[Extracted records]
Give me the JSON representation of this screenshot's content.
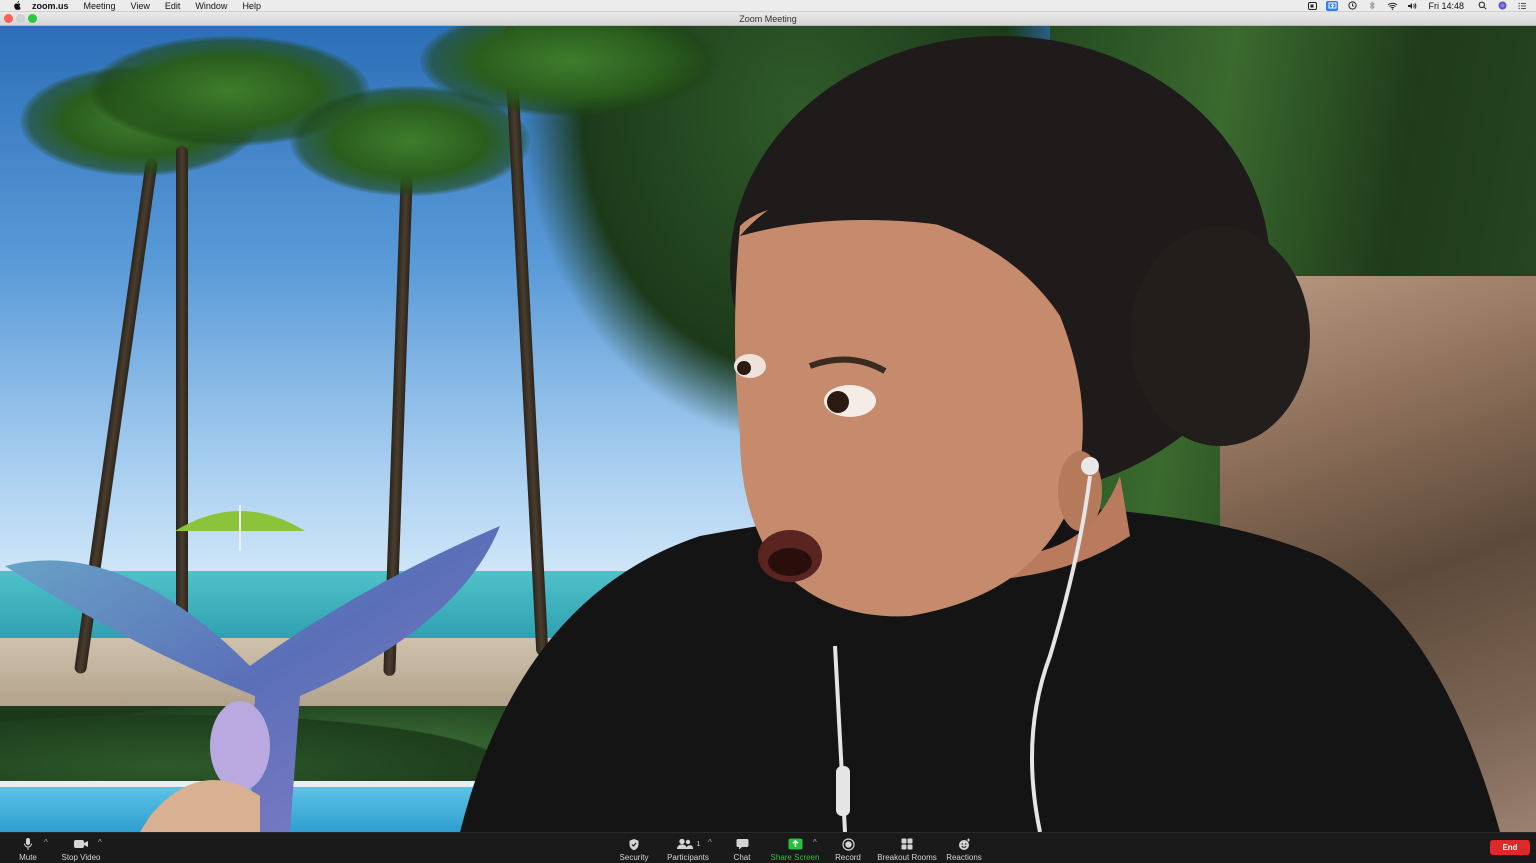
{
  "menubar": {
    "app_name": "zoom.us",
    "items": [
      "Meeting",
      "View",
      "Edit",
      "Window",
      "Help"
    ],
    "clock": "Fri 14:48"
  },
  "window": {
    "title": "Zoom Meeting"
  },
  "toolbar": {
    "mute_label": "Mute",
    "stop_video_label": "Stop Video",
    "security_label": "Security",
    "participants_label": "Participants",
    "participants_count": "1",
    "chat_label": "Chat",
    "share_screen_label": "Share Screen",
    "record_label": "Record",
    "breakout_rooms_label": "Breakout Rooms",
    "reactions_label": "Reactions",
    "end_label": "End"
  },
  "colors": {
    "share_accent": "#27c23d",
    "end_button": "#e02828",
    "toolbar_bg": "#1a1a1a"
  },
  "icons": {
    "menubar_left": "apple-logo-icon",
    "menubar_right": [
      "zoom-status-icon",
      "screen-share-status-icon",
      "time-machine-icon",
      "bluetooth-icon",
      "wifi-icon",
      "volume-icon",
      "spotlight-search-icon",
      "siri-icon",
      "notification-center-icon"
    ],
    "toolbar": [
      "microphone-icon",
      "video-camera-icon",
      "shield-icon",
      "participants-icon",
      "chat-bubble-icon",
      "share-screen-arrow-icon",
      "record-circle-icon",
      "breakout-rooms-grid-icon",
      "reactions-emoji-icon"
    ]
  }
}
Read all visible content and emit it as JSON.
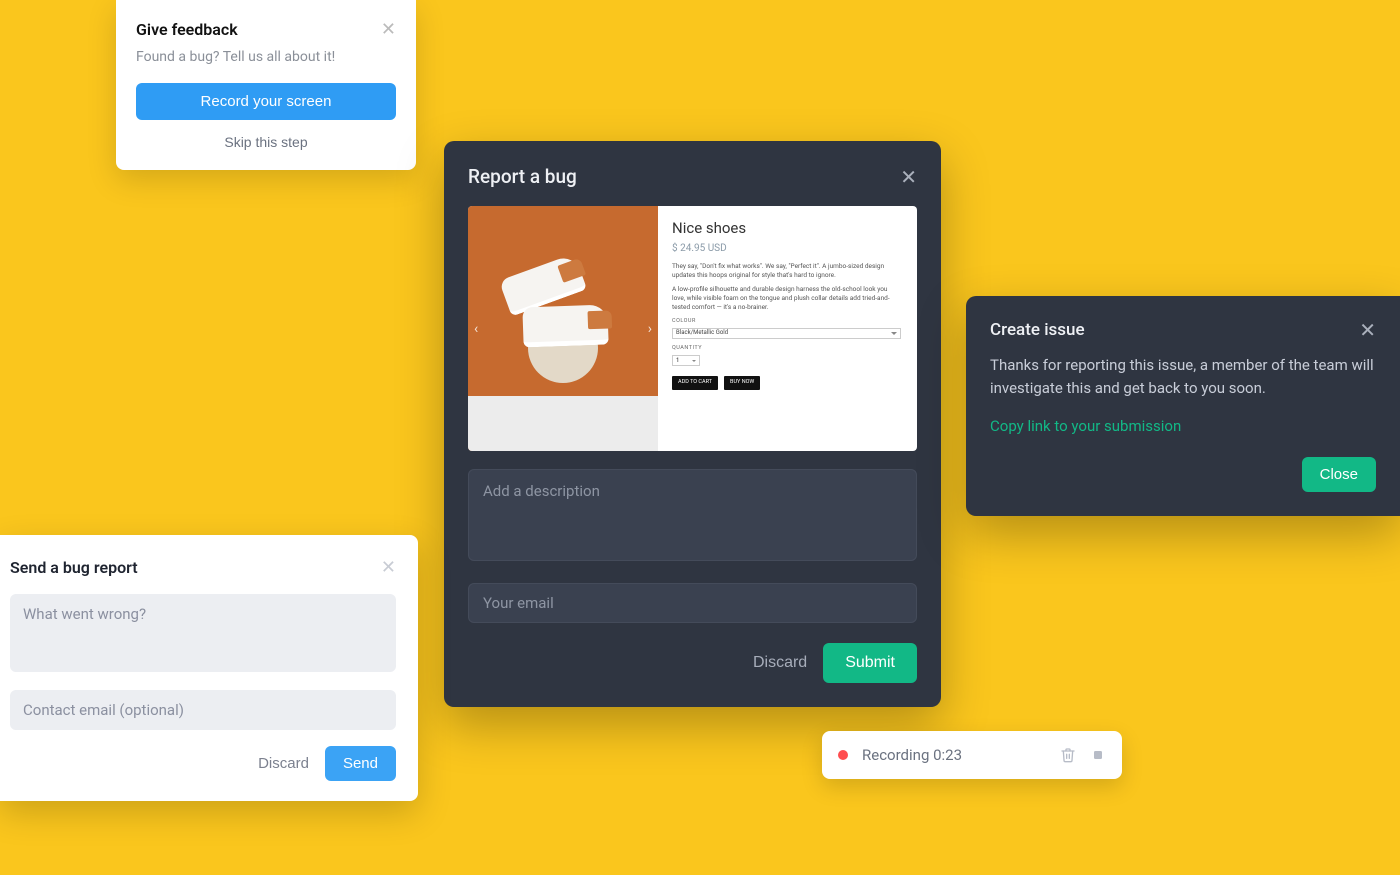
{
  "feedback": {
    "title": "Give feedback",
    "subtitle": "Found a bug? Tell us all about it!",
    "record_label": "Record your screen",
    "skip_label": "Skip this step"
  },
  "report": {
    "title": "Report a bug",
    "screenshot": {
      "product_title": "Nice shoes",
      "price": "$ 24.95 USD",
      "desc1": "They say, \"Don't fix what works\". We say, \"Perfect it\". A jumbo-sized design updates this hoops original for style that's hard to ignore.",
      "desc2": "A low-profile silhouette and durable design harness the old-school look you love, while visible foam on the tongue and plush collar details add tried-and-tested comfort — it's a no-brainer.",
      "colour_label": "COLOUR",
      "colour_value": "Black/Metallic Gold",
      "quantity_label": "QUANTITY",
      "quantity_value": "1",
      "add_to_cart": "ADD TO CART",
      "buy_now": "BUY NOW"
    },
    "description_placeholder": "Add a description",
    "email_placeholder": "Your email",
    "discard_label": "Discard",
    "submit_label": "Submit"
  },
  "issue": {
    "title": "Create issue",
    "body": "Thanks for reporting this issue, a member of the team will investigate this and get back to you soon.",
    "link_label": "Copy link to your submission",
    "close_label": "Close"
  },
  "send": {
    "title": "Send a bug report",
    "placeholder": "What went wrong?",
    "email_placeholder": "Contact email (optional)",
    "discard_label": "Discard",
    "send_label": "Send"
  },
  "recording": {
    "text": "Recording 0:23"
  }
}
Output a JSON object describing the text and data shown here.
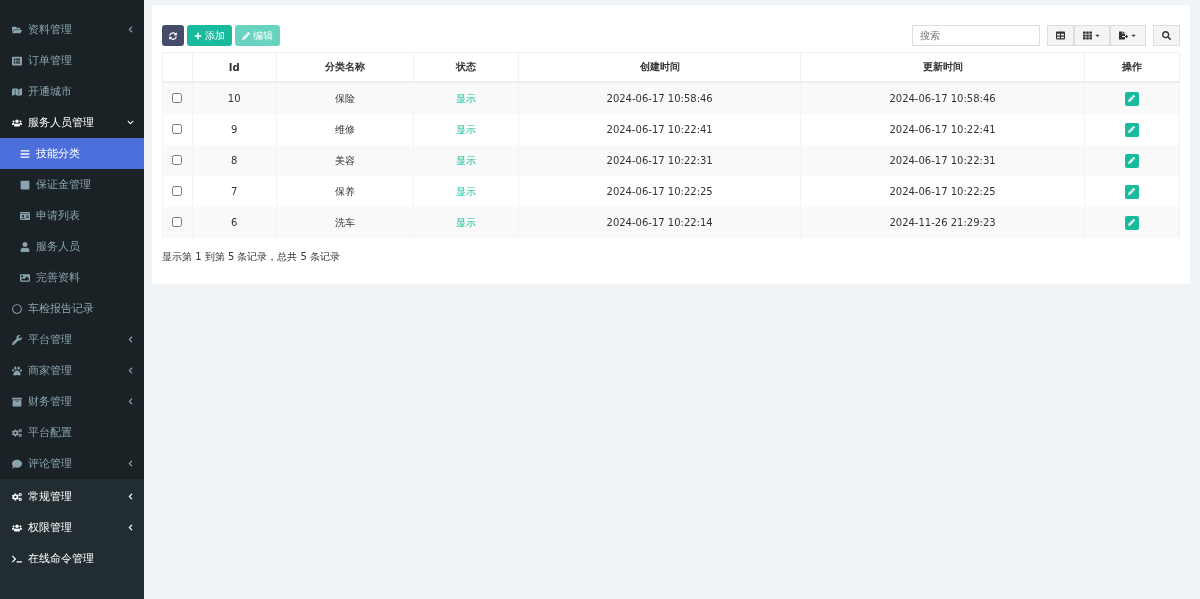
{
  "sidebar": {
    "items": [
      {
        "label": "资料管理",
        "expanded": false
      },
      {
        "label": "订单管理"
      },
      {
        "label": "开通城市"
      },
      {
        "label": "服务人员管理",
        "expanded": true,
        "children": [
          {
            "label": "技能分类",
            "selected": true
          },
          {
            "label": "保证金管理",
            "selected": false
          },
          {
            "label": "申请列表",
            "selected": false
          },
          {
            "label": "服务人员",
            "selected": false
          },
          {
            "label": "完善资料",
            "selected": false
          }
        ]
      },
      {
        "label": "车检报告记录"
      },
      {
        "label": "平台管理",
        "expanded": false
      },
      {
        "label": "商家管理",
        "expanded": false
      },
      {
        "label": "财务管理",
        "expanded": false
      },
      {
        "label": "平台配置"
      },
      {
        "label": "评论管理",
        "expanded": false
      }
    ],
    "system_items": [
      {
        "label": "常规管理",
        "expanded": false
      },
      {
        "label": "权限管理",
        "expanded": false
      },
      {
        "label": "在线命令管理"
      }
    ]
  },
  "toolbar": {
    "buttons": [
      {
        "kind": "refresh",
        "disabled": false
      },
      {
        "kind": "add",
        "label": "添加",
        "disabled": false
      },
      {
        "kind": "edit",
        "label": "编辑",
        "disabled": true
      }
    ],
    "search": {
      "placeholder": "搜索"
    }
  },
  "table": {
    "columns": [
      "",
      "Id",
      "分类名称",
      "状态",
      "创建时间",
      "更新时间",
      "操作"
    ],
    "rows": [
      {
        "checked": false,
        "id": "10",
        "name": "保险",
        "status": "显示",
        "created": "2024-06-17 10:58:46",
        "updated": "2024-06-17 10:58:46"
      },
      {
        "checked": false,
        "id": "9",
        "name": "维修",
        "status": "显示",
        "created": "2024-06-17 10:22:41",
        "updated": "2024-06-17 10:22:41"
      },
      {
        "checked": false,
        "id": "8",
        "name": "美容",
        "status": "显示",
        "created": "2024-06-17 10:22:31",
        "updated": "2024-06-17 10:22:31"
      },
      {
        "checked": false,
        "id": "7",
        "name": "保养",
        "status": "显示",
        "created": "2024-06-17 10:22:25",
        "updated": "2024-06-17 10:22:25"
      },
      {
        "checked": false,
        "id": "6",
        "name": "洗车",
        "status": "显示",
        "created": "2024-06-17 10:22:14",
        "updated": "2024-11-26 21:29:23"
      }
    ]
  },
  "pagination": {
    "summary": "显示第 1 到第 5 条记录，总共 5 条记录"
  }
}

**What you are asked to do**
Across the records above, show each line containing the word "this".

**Answer area**
Give me the JSON representation of this screenshot's content.
    "skip_label": "Skip this step"
      "desc1": "They say, \"Don't fix what works\". We say, \"Perfect it\". A jumbo-sized design updates this hoops original for style that's hard to ignore.",
    "body": "Thanks for reporting this issue, a member of the team will investigate this and get back to you soon.",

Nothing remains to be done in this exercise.